“Robert’s philosophic approach to brewing in The Umami Factor is more of a lifestyle than a hobby,” says Maarten Lammers, owner of Nelson’s Art of Brewing. “He has a sense of humor that leaves you laughing out loud. I read with the eyes of a novice, and the eyes of a scientist, and I’ll certainly use the recipes, which are delicious.” Harry Davidson of HD Ventures adds “Like any good book there is drama, intrigue, inebriation, and sex. A complete reference guide to brewing, rich with recipes, menus, instructions and photographs, it leaves no stone unturned.”

The Umami Factor available from Amazon or Barnes & Noble

The Umami Factor available from Amazon or Barnes & Noble

History includes a long tradition of brewing, vintning and craft pursuits of all types. The Umami Factor presents a unique way to follow those crafty impulses, and amaze and impress your friends. Robert’s recipes are complex, for you can’t create a complex flavor sensation without a complex recipe. But the book also suggests easy ways to improve even the most prosaic of concoctions. Beginner and expert alike can find very many ways to challenge themselves.

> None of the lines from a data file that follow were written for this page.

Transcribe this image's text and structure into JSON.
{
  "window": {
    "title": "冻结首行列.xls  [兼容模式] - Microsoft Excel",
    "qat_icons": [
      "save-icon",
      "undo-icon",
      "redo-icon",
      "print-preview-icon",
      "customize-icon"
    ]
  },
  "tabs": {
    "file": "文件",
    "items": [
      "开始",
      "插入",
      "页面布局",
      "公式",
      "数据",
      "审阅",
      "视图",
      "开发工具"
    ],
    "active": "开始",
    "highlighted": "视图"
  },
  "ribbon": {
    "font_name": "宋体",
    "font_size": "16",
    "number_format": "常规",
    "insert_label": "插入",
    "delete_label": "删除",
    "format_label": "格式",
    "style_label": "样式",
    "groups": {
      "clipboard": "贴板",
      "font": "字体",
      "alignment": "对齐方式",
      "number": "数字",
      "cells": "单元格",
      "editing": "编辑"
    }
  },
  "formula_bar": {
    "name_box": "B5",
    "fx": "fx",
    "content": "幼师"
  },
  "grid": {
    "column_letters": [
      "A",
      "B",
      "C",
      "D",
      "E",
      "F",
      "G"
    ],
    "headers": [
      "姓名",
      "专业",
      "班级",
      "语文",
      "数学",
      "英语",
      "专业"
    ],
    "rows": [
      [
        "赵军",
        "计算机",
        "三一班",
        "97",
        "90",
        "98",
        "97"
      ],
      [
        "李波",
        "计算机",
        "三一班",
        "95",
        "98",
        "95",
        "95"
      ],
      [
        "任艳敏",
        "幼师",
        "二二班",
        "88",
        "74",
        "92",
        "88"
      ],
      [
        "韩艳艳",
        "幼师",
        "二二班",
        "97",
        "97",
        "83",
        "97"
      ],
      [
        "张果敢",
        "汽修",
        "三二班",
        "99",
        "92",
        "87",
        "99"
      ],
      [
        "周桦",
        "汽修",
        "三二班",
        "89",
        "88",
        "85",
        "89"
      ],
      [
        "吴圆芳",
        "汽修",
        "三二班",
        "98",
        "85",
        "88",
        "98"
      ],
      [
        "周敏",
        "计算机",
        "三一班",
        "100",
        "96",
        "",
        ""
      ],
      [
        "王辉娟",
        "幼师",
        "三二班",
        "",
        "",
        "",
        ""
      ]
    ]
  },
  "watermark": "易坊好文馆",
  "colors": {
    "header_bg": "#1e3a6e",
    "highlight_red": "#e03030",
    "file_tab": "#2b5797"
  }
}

“These are the creations of a man who is a master of his craft. Read this book carefully and keep it by you. You will be a better brewer as a result.” — Norm Chapman, Brew Master, Spencer Hill Cottage Brewery

Sparkling Dry English Cider

Sparkling English CiderSparkling hard cider may hold only 1% of the beer market, but sales grew 84% in 2012, eclipsing by far the 17% growth rate for craft beer. A well-made cider is certainly a thing of beauty, but even a middle-market commercial cider offers a welcome respite from high amplitude hop bombs.

In the UK and Ireland though, beer and cider taps exist as equals at the pub. Locally crafted brands of cider have been there for decades. The key to these brands’ drinkability is the care that goes into the blending of juices that create a full-spectrum flavor.

English ciders are known for the blend of varieties specifically grown for the purpose. These apples are virtually unobtainable outside the small areas in which they are grown. It’s possible to make a good beverage without them, however, with a little creativity.

The recipe for this cider starts with a base of Cortland, Red Delicious and Gold Delicious sweet apples. Gravenstein and McIntosh varieties provide aroma, and Jonagold offers tartness. Crab apples substitute for English cider apples in furnishing tannins, as well as additional acid. The apples were milled, and pressed to express blended juice, which was pitched with White Labs’ WLP775 English Cider yeast. A malolactic culture was added to the secondary fermenter to make the acid flavor more smooth. Oak chips contribute a mild, woody barrel taste and aroma.

While this doesn’t qualify as an English Farmhouse Cider–it was sweetened a bit with wine conditioner and carbonated with the Charmat process, it is an excellent brut with about 1% residual sugar, well-balanced acid and a full, rich vanilla flavor with very light oaky background notes. The aroma is quite apple-y, and an empty glass retains this for quite some time. It’s disappearing from the cellar very quickly.